First-generation student Ember Suh, a senior chemistry major at the University of Mississippi, has been named a 2022 mentee for Toxicology Mentoring Skills Development and Training, a program that bolsters underrepresented populations in science, technology, engineering and mathematics fields. The program will allow the Southaven native to discover different applications of toxicology – the study of diagnosing and treating exposure to toxins – and find the niche she is most passionate about, Suh said. A member of the Sally McDonnell Barksdale Honor College majoring in forensic chemistry, Suh said she hopes to use the skills she picks up to help make a real-world impact on communities around her.
“I actually was interested in lead being found in drinking water and other chemicals in water supplies in the past,” Suh said. “I became interested in that because I wanted to do something about the Jackson and Flint water crises.”
Suh took a toxicology class in 2021 under Kristine Willett, professor of pharmacology and environmental toxicology and chair of the Department of Biomolecular Sciences, in 2021. It was Willett who encouraged Suh to apply for the mentorship program.
“She stuck out among her classmates because she got a 100% on everything – nobody gets a 100 on everything,” Willett said.
As a part of the program, Suh will attend a workshop at the University of California at Davis, meet monthly with her mentor and, if successful, be awarded a certificate of completion at Tuskegee University.
Each participant in the 2022 class of 25 mentees is assigned a mentor in their field of study. Suh will shadow Mike Peterson in his role as a principal at Gradient, an environmental and risk sciences consulting firm.
Having an assigned mentor helps to bridge cultural gaps in education while alleviating some of the burden on underrepresented groups, Willett said.

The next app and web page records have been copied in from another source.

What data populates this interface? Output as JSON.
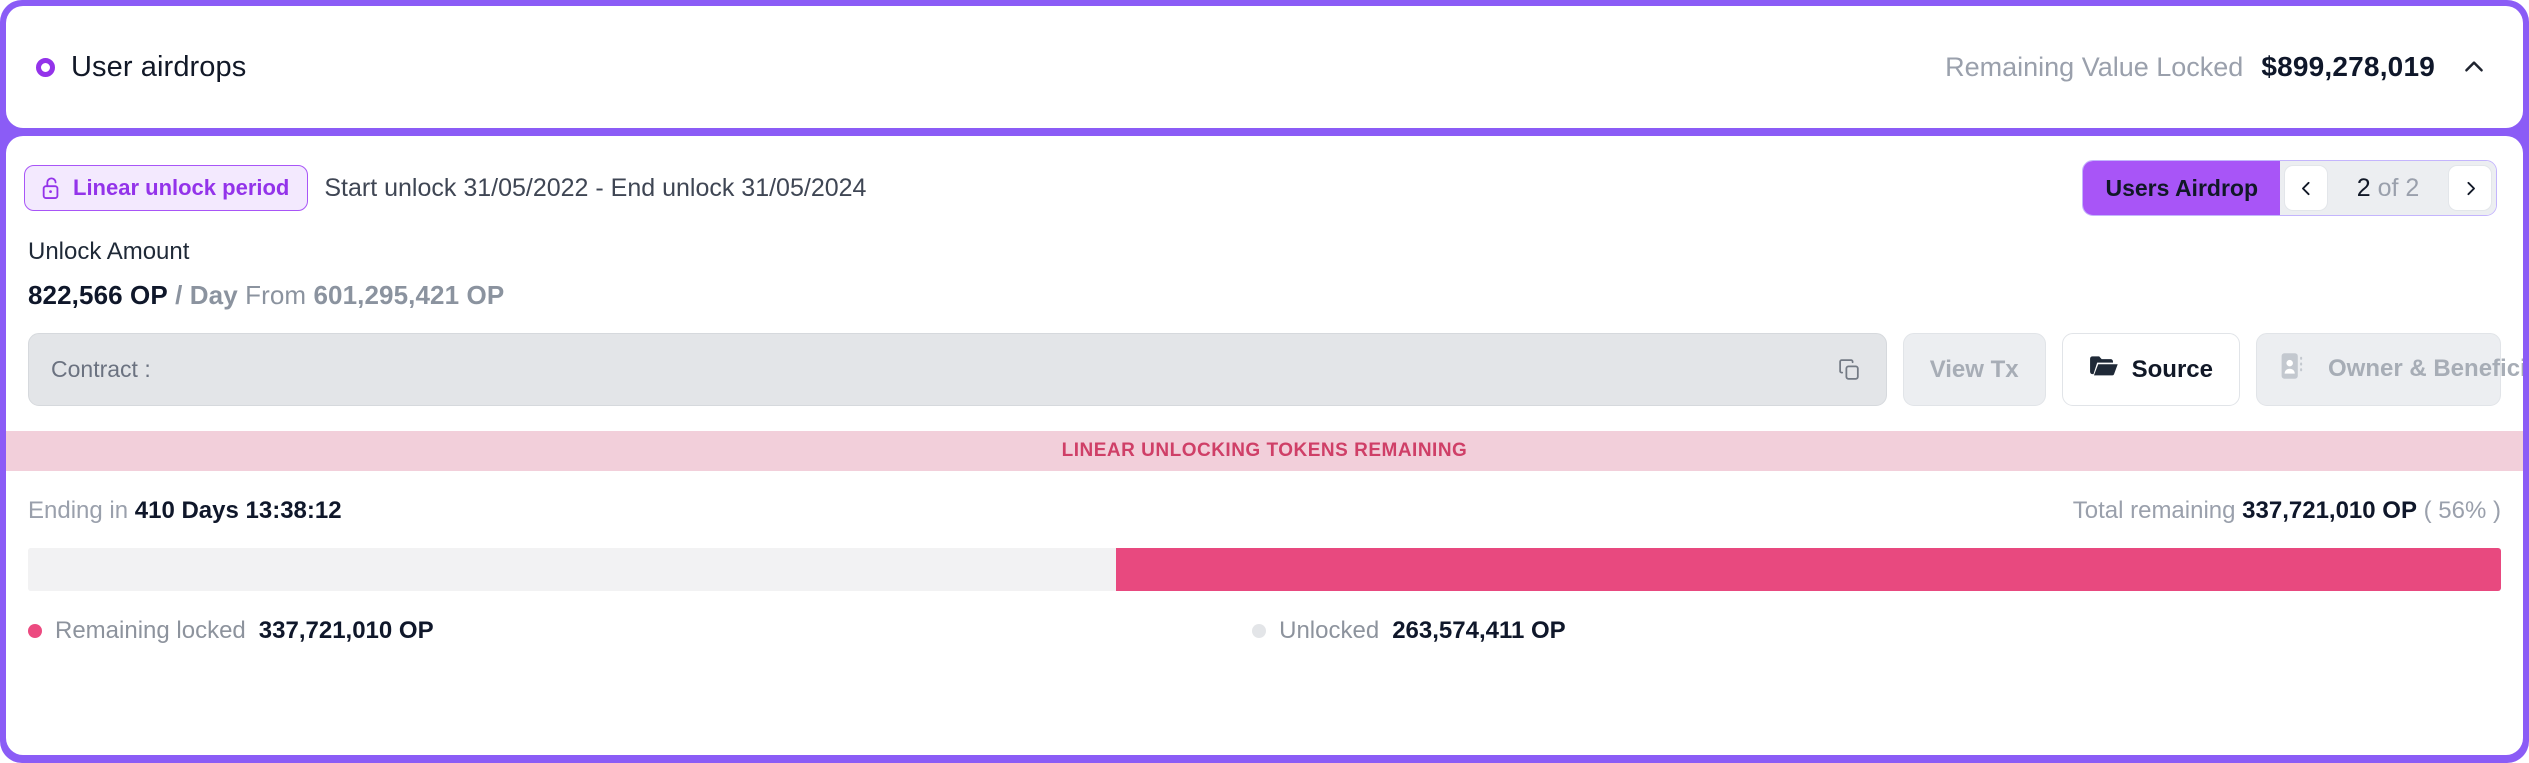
{
  "header": {
    "icon": "ring-dot-icon",
    "title": "User airdrops",
    "remaining_label": "Remaining Value Locked",
    "remaining_value": "$899,278,019",
    "collapse_icon": "chevron-up-icon"
  },
  "details": {
    "badge": {
      "icon": "unlock-padlock-icon",
      "label": "Linear unlock period"
    },
    "period": "Start unlock 31/05/2022 - End unlock 31/05/2024",
    "pager": {
      "tag": "Users Airdrop",
      "prev_icon": "chevron-left-icon",
      "next_icon": "chevron-right-icon",
      "current": "2",
      "of": "of 2"
    },
    "unlock_amount_label": "Unlock Amount",
    "rate_value": "822,566 OP",
    "rate_unit": "/ Day",
    "from_label": "From",
    "from_value": "601,295,421 OP",
    "contract_label": "Contract :",
    "contract_value": "",
    "copy_icon": "copy-icon",
    "buttons": [
      {
        "label": "View Tx",
        "icon": "",
        "state": "disabled"
      },
      {
        "label": "Source",
        "icon": "folder-open-icon",
        "state": "enabled"
      },
      {
        "label": "Owner & Beneficiary",
        "icon": "contact-card-icon",
        "state": "disabled"
      }
    ]
  },
  "banner": {
    "text": "LINEAR UNLOCKING TOKENS REMAINING"
  },
  "progress": {
    "ending_label": "Ending in",
    "ending_value": "410 Days 13:38:12",
    "total_label": "Total remaining",
    "total_value": "337,721,010 OP",
    "total_pct": "( 56% )",
    "locked_percent": 56,
    "unlocked_percent": 44,
    "legend": [
      {
        "label": "Remaining locked",
        "value": "337,721,010 OP",
        "color": "#ec4a80"
      },
      {
        "label": "Unlocked",
        "value": "263,574,411 OP",
        "color": "#e3e5e8"
      }
    ]
  },
  "colors": {
    "accent_purple": "#8b5cf6",
    "badge_purple": "#9333ea",
    "pink": "#e8497f",
    "banner_bg": "#f2cfda",
    "banner_text": "#cf3f67"
  }
}
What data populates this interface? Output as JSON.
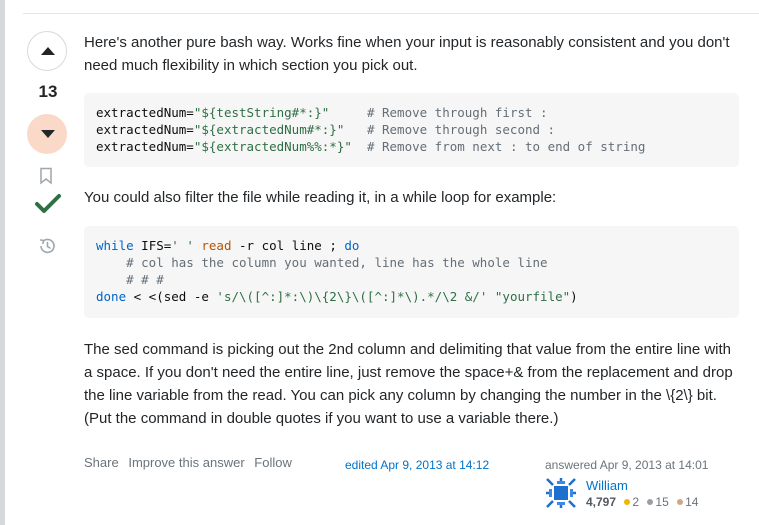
{
  "vote": {
    "count": "13"
  },
  "post": {
    "paragraph1": "Here's another pure bash way. Works fine when your input is reasonably consistent and you don't need much flexibility in which section you pick out.",
    "code1": [
      {
        "cmd": "extractedNum=",
        "str": "\"${testString#*:}\"",
        "pad": "     ",
        "comment": "# Remove through first :"
      },
      {
        "cmd": "extractedNum=",
        "str": "\"${extractedNum#*:}\"",
        "pad": "   ",
        "comment": "# Remove through second :"
      },
      {
        "cmd": "extractedNum=",
        "str": "\"${extractedNum%%:*}\"",
        "pad": "  ",
        "comment": "# Remove from next : to end of string"
      }
    ],
    "paragraph2": "You could also filter the file while reading it, in a while loop for example:",
    "code2": {
      "line1_kw1": "while",
      "line1_a": " IFS=",
      "line1_str": "' '",
      "line1_kw2": " read",
      "line1_b": " -r col line ; ",
      "line1_kw3": "do",
      "line2": "    # col has the column you wanted, line has the whole line",
      "line3": "    # # #",
      "line4_kw": "done",
      "line4_a": " < <(sed -e ",
      "line4_str1": "'s/\\([^:]*:\\)\\{2\\}\\([^:]*\\).*/\\2 &/'",
      "line4_b": " ",
      "line4_str2": "\"yourfile\"",
      "line4_c": ")"
    },
    "paragraph3": "The sed command is picking out the 2nd column and delimiting that value from the entire line with a space. If you don't need the entire line, just remove the space+& from the replacement and drop the line variable from the read. You can pick any column by changing the number in the \\{2\\} bit. (Put the command in double quotes if you want to use a variable there.)"
  },
  "footer": {
    "share": "Share",
    "improve": "Improve this answer",
    "follow": "Follow",
    "edited": "edited Apr 9, 2013 at 14:12",
    "answered": "answered Apr 9, 2013 at 14:01",
    "user": {
      "name": "William",
      "reputation": "4,797",
      "gold": "2",
      "silver": "15",
      "bronze": "14"
    }
  },
  "colors": {
    "link": "#0074cc",
    "accepted": "#2f6f44",
    "downvote_active": "#fbd9c8",
    "gold": "#f1b600",
    "silver": "#9a9fa5",
    "bronze": "#d1a684"
  }
}
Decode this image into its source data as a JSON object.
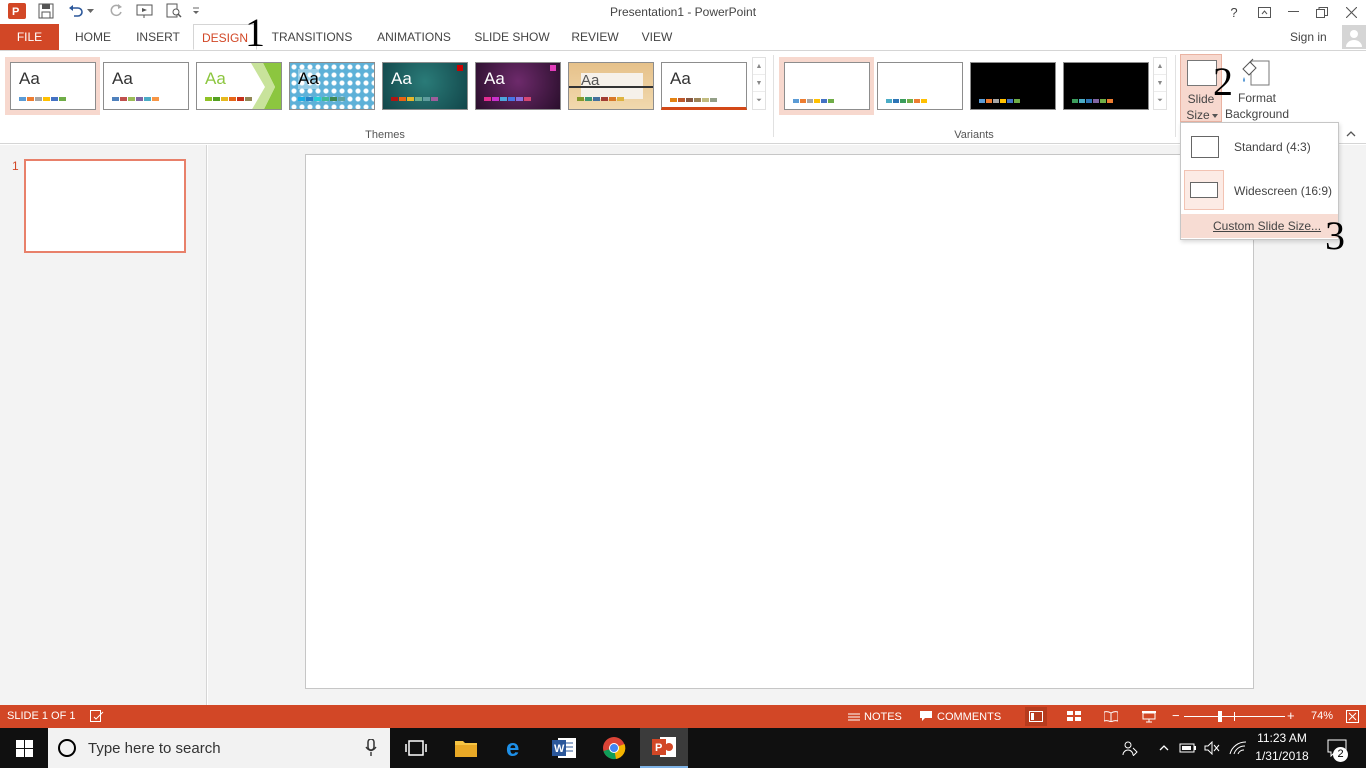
{
  "window": {
    "title": "Presentation1 - PowerPoint",
    "help": "?",
    "sign_in": "Sign in"
  },
  "tabs": [
    "FILE",
    "HOME",
    "INSERT",
    "DESIGN",
    "TRANSITIONS",
    "ANIMATIONS",
    "SLIDE SHOW",
    "REVIEW",
    "VIEW"
  ],
  "ribbon": {
    "themes_label": "Themes",
    "variants_label": "Variants",
    "theme_sample": "Aa",
    "slide_size_line1": "Slide",
    "slide_size_line2": "Size",
    "format_bg_line1": "Format",
    "format_bg_line2": "Background"
  },
  "dropdown": {
    "standard": "Standard (4:3)",
    "widescreen": "Widescreen (16:9)",
    "custom": "Custom Slide Size..."
  },
  "annotations": {
    "one": "1",
    "two": "2",
    "three": "3"
  },
  "thumbnail": {
    "number": "1"
  },
  "status": {
    "slide_info": "SLIDE 1 OF 1",
    "notes": "NOTES",
    "comments": "COMMENTS",
    "zoom_minus": "−",
    "zoom_plus": "+",
    "zoom": "74%"
  },
  "taskbar": {
    "search_placeholder": "Type here to search",
    "time": "11:23 AM",
    "date": "1/31/2018",
    "notif_count": "2"
  },
  "colors": {
    "accent": "#d24726",
    "accent_light": "#f7d8ce",
    "taskbar": "#101010"
  }
}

“If you’re a first-generation or underrepresented student, you may not know all of the options,” Willett said. “If you happen to have one good mentor, they can do that for you. But that’s more of a luck, positional and potentially privileged thing.
“This will build community and help participants see the diversity of career pathways and options.”
Funded by the National Institutes of Health, the Toxicology MSDT program provides career development opportunities for students of underserved backgrounds in the field, where there is a “critical lack” of diversity, the program’s description cites.
Eden Tanner, an Ole Miss assistant professor of chemistry and biochemistry, said she has noted a lack of diversity in STEM fields, and that the lack of different voices in research can have real-world effects, particularly on underserved populations.
“Diverse teams are more creative, better at their jobs, and they’re better at science,” Tanner said. “A lot of what we do stems from that diversity. A lot of the great ideas that our teams have happened because team members bring different life experiences to the table.
“… The critical lack of diversity in many fields, including toxicology, has hugely deleterious effects on people, and it goes some way to explaining health disparities.”
Suh’s parents emigrated from South Korea in the 1990s. Growing up as a second-generation American and first-generation student, Suh said her South Korean background has influenced how she communicates with professors and peers.
“I’m still having problems talking with mentors and professors,” she said. “I think it’s a part of South Korean culture. If there’s someone older than us or in a higher position than us, we’re supposed to respect them.
“I think because of that mindset, I’ve been nervous talking to people older than me and in a higher position than me, especially professors. I think I’m still trying to find a way to relate to them and talk comfortably with them.”
This problem is rampant among many underserved populations, Tanner said. Not having generational knowledge about higher education – how to apply for scholarships and graduate schools, different fields of study available, even not knowing about office hours – means some students never take advantage of university resources.
Finding a good mentor, someone who can open doors for students and nurture their passions, is at best a matter of luck, and at worst a matter of privilege, Tanner said. Programs such as Toxicology MSDT take luck out of the equation by partnering students with mentors directly.
As a toxicologist, Suh hopes to continue advocating for minority and underprivileged populations.
During her graduate research, Suh said she wants to analyze airborne pollutants in the Memphis area. This interest arose after she heard of a recent finding of an EPA-classified carcinogen in the air there, she said.
“They may not know all of the resources they might have,” Suh said. “Having someone they can look to is one of the reasons I wanted to go into toxicology.”